UF linguistics professor's new book defends value of a good schmooze
GAINESVILLE, Fla. — What’s so bad about schmoozing?
In modern parlance, schmoozers are synonymous with users: Smooth talkers with something to gain from the conversation. University of Florida linguistics professor Diana Boxer’s new book seeks to redeem “schmoozing,” a word that originally carried no negative connotation, but simply referred to a chat that built goodwill between its participants.
“The Lost Art of the Good Schmooze: Building Rapport and Defusing Conflict in Everyday and Public Talk” (Praeger Publishers) is Boxer’s first title for a mainstream audience. While it’s not meant as a self-help book, it does offer examples and suggestions that Boxer hopes can help readers reclaim the pleasures of a good schmooze.
“The meaning of ‘schmooze’ has changed from chatting to chatting up,” Boxer said. “The ‘up’ part denigrates what used to be a positive interaction, one that was just chatting for the warm feelings of pure interaction.”
In the book, Boxer offers examples of conversations from politics, talk shows, movies and real-life exchanges that show how schmoozing can build positive feelings in five areas: in social interactions, among family, in the workplace, in education and in cross-cultural interactions.
“This book looks at how engaging in casual chat can enhance our sense of happiness and belonging,” said Andrew Cohen, a linguistics professor at the University of Minnesota. “It explores how good schmoozing can help us make friends, improve relationships with family and get ahead at school or work.”
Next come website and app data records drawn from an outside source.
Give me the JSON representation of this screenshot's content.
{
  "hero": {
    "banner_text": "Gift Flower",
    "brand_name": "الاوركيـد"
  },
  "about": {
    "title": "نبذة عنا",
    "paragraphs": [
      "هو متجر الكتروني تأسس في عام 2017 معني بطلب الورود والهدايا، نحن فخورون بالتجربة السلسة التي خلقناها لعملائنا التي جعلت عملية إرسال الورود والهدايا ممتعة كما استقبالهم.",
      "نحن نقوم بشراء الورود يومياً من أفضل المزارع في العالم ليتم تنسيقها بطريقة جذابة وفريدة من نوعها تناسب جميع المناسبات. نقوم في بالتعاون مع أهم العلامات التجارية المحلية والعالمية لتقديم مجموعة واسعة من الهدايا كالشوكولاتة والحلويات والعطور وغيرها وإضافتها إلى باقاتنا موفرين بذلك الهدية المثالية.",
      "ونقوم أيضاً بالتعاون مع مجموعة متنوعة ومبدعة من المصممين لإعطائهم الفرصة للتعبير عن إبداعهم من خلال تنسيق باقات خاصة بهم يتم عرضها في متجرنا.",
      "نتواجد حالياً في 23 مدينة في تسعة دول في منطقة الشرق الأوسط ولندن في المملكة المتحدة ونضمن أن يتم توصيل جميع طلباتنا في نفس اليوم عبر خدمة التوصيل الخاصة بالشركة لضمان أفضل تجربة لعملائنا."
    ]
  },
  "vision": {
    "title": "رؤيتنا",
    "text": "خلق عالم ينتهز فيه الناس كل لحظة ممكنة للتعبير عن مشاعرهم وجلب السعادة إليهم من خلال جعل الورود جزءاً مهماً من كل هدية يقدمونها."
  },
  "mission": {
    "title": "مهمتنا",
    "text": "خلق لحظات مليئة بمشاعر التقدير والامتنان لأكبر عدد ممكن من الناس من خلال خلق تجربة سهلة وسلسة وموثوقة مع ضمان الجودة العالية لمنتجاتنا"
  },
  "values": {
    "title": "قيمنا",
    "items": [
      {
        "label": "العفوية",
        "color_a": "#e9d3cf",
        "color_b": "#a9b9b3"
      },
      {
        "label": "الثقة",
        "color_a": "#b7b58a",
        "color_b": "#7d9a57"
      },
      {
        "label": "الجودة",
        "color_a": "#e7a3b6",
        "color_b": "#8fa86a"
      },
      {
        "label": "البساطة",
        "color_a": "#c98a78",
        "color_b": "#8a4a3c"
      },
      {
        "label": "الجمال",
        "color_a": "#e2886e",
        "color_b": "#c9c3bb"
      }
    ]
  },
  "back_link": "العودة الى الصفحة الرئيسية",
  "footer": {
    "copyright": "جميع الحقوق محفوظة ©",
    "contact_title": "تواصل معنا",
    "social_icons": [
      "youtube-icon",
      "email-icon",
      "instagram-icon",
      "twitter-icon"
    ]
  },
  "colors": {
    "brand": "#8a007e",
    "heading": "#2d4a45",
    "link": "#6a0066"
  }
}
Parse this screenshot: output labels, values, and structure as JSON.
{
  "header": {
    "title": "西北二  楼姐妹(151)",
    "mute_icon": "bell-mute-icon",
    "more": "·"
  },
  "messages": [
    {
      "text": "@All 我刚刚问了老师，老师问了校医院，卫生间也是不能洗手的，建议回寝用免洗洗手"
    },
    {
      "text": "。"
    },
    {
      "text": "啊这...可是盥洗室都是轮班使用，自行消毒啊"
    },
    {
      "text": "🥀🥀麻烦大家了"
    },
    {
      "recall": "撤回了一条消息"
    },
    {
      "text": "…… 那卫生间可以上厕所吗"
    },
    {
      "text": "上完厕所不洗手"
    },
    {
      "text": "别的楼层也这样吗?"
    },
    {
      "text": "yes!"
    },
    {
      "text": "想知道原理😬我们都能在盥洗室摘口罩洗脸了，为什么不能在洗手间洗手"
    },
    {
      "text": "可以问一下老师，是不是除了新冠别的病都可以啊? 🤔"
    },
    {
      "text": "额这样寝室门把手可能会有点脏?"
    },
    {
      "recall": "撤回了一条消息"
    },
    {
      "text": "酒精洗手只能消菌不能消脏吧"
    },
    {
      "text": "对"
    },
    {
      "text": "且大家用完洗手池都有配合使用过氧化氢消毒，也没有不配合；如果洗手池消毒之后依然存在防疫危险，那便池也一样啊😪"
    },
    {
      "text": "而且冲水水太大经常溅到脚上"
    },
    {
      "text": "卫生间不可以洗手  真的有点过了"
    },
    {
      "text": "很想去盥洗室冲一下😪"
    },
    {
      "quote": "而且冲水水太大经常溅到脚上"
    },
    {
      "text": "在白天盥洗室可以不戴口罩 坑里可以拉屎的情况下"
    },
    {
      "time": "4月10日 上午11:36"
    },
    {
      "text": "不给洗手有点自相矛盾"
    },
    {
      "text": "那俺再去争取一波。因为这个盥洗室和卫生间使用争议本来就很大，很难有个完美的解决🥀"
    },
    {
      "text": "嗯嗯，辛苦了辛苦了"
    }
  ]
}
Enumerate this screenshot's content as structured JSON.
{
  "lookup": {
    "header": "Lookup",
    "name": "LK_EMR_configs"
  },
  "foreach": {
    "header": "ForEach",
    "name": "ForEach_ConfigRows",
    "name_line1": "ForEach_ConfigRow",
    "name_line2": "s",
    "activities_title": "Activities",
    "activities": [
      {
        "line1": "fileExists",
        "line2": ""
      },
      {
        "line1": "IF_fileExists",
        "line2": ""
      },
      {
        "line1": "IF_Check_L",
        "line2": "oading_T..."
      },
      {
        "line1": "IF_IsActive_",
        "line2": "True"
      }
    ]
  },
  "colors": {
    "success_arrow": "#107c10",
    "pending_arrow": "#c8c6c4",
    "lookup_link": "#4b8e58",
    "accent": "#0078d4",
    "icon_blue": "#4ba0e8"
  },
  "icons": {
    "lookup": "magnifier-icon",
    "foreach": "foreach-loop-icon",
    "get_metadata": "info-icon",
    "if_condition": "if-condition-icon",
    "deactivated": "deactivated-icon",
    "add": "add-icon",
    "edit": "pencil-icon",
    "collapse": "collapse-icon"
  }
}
Derived from the Yiddish word “shmuesn,” schmooze was first recorded in English in 1897, when its meaning was roughly synonymous with “shooting the breeze,” Boxer said.
“Now, its meaning has changed to ‘chatting with benefits,’” she said. “We think of it more like networking or working the room.”
When chatting for chatting’s sake is lost, however, much is lost with it, Boxer said.
“Nowadays, we’re so caught up in multitasking, there’s very little chatting over the backyard fence. Even our schmoozing is truncated,” she said. “When we lose that, our social health and well-being suffers. I hope the book can help readers reclaim that sense of connection.”